◆ SOURCE MATERIAL:
* * *
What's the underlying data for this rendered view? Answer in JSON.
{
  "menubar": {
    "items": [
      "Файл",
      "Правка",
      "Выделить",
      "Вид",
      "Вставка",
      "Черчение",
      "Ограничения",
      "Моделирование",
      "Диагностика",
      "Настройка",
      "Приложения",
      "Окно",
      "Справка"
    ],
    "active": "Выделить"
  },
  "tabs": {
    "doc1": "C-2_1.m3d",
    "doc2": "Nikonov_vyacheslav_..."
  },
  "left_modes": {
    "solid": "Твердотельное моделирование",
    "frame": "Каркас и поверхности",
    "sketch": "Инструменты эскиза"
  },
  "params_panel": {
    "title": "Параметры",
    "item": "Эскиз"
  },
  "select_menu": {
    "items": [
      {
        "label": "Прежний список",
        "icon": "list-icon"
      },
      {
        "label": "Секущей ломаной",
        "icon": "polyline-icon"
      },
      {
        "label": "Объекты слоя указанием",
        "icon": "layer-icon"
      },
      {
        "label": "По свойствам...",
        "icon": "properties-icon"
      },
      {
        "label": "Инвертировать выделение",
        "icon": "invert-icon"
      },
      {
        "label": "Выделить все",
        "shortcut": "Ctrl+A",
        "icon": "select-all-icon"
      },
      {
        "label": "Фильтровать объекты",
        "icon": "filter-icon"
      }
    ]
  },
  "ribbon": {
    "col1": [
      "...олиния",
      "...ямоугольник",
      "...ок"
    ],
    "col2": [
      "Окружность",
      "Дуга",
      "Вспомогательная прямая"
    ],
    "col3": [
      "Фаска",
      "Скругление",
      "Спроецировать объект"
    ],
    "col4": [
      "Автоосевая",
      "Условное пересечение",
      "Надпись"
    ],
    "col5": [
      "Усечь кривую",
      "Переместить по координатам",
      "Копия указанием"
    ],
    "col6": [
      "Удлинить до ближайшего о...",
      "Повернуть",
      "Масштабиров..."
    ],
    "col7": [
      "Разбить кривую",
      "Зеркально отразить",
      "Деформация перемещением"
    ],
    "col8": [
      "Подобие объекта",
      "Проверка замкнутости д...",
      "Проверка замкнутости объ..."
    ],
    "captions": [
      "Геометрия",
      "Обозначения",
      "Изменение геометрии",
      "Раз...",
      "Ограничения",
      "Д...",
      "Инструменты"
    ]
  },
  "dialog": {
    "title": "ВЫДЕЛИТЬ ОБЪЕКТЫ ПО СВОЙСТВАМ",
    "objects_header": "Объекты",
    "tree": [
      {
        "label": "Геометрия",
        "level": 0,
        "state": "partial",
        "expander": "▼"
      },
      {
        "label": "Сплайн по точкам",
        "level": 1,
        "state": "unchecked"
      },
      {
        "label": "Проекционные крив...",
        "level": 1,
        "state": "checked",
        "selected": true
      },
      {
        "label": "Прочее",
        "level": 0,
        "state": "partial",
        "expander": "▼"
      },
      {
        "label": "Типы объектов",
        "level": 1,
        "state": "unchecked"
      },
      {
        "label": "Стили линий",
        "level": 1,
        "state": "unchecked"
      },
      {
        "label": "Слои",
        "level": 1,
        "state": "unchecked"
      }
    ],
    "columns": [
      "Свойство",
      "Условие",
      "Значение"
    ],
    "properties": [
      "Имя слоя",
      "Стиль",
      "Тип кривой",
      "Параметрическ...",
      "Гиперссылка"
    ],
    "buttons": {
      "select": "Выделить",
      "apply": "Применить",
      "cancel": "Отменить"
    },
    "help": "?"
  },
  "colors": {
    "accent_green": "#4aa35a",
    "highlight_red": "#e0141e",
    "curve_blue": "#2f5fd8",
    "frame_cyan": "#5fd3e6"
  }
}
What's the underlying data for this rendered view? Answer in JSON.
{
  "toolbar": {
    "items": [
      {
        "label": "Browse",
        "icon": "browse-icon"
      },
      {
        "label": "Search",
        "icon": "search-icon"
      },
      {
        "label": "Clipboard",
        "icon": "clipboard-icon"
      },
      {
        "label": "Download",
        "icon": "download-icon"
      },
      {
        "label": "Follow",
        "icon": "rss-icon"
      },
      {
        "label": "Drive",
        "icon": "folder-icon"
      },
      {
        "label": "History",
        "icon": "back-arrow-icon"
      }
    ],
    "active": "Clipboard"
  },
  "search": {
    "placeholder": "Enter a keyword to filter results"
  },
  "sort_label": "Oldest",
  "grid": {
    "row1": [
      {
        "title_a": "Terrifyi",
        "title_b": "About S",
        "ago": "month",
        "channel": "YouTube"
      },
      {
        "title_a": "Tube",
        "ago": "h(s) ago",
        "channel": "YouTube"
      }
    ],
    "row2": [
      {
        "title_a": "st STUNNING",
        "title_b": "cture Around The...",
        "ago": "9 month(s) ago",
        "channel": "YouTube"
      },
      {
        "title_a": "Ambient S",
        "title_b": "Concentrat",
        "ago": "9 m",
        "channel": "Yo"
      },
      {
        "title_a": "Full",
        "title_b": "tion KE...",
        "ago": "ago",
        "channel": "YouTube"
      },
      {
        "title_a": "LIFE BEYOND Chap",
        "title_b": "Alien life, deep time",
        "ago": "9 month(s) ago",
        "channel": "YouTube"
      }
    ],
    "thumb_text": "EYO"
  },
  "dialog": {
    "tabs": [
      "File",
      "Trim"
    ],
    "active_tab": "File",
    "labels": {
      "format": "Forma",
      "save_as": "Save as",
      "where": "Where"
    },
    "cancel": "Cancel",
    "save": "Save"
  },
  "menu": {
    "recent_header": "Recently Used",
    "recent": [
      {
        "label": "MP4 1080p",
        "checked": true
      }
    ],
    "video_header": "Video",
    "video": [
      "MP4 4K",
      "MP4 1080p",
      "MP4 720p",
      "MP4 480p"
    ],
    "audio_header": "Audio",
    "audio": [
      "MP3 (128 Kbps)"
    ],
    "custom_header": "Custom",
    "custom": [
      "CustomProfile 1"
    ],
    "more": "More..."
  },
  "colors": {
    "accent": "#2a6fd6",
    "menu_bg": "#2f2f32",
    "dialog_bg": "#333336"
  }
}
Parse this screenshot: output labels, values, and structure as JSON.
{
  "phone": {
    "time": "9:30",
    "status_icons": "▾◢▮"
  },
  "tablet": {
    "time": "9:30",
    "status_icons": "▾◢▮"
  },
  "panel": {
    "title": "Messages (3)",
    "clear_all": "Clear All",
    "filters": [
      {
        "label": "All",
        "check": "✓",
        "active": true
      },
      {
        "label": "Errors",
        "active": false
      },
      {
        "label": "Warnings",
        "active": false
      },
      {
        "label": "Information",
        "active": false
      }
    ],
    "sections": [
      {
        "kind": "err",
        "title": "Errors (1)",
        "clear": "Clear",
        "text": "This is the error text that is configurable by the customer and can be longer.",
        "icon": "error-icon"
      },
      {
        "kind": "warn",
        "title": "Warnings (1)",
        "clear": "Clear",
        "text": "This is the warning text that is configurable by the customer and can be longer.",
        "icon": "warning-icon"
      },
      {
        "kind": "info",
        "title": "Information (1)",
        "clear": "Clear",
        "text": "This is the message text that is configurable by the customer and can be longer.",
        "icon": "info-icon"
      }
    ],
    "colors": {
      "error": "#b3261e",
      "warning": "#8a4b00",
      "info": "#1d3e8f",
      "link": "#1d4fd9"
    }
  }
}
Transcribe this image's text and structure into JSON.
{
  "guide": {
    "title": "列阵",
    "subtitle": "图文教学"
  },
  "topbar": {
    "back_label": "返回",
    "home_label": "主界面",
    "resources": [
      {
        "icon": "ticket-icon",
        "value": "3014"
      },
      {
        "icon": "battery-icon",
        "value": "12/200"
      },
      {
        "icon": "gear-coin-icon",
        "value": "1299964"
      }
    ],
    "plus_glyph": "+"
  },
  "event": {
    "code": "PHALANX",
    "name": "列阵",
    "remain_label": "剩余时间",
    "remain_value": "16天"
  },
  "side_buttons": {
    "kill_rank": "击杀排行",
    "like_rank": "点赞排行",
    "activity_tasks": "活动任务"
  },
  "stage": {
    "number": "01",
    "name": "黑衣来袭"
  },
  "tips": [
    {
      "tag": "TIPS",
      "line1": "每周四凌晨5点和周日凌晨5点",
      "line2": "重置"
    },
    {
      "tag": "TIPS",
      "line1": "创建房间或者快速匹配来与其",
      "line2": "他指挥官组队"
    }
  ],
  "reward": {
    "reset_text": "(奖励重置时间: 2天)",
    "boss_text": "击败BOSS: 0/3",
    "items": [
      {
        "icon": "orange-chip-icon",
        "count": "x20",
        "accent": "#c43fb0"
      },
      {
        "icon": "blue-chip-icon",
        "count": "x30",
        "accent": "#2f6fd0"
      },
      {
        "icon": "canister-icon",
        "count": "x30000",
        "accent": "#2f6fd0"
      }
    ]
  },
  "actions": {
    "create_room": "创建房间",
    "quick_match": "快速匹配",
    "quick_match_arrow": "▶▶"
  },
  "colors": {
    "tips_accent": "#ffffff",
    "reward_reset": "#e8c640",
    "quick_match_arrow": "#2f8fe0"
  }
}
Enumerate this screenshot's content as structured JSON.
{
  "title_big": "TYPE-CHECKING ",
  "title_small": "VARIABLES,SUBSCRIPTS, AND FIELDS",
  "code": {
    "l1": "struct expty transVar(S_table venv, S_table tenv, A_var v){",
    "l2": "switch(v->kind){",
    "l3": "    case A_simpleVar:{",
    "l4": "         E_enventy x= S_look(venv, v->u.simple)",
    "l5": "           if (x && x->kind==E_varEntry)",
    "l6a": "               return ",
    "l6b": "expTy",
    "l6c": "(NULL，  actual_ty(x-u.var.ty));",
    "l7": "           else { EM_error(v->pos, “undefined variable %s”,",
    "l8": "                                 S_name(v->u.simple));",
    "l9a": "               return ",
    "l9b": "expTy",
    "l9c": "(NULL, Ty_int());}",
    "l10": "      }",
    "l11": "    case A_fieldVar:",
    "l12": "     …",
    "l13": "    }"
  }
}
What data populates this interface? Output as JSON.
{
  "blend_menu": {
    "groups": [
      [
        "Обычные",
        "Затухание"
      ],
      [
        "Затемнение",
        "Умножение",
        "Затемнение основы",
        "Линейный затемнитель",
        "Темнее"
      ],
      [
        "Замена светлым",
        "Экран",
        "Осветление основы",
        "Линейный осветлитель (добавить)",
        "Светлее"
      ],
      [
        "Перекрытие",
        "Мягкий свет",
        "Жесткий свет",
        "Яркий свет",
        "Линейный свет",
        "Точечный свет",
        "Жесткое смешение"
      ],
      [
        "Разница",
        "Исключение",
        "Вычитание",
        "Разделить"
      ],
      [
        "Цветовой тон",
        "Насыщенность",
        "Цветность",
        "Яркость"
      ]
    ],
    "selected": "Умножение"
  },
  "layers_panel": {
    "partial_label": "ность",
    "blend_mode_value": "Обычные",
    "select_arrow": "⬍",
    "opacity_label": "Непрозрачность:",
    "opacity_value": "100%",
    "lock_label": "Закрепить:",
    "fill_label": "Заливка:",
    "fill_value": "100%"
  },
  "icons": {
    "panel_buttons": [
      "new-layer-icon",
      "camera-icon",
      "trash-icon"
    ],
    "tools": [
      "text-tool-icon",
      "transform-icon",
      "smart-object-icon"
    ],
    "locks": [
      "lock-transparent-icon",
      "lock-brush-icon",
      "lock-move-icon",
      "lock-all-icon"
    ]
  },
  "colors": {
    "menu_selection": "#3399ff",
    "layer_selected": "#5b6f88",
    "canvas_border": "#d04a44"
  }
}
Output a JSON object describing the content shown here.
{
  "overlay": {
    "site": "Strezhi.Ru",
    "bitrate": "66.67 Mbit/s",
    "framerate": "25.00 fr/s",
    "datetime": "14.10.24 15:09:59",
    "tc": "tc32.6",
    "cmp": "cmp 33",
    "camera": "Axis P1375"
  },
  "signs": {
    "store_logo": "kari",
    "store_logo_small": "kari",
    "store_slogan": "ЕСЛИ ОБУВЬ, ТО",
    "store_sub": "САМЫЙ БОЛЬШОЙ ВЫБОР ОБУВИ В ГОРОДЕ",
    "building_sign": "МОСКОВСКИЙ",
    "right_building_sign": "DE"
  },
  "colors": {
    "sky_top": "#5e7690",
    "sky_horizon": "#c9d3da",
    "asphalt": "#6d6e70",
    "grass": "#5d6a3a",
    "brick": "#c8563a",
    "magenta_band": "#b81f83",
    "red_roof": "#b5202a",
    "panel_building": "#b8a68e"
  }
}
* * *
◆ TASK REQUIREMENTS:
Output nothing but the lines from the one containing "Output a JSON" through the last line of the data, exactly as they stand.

◆ FINISHED TASK:
Output a JSON object describing the content shown here.
{
  "overlay": {
    "site": "Strezhi.Ru",
    "bitrate": "66.67 Mbit/s",
    "framerate": "25.00 fr/s",
    "datetime": "14.10.24 15:09:59",
    "tc": "tc32.6",
    "cmp": "cmp 33",
    "camera": "Axis P1375"
  },
  "signs": {
    "store_logo": "kari",
    "store_logo_small": "kari",
    "store_slogan": "ЕСЛИ ОБУВЬ, ТО",
    "store_sub": "САМЫЙ БОЛЬШОЙ ВЫБОР ОБУВИ В ГОРОДЕ",
    "building_sign": "МОСКОВСКИЙ",
    "right_building_sign": "DE"
  },
  "colors": {
    "sky_top": "#5e7690",
    "sky_horizon": "#c9d3da",
    "asphalt": "#6d6e70",
    "grass": "#5d6a3a",
    "brick": "#c8563a",
    "magenta_band": "#b81f83",
    "red_roof": "#b5202a",
    "panel_building": "#b8a68e"
  }
}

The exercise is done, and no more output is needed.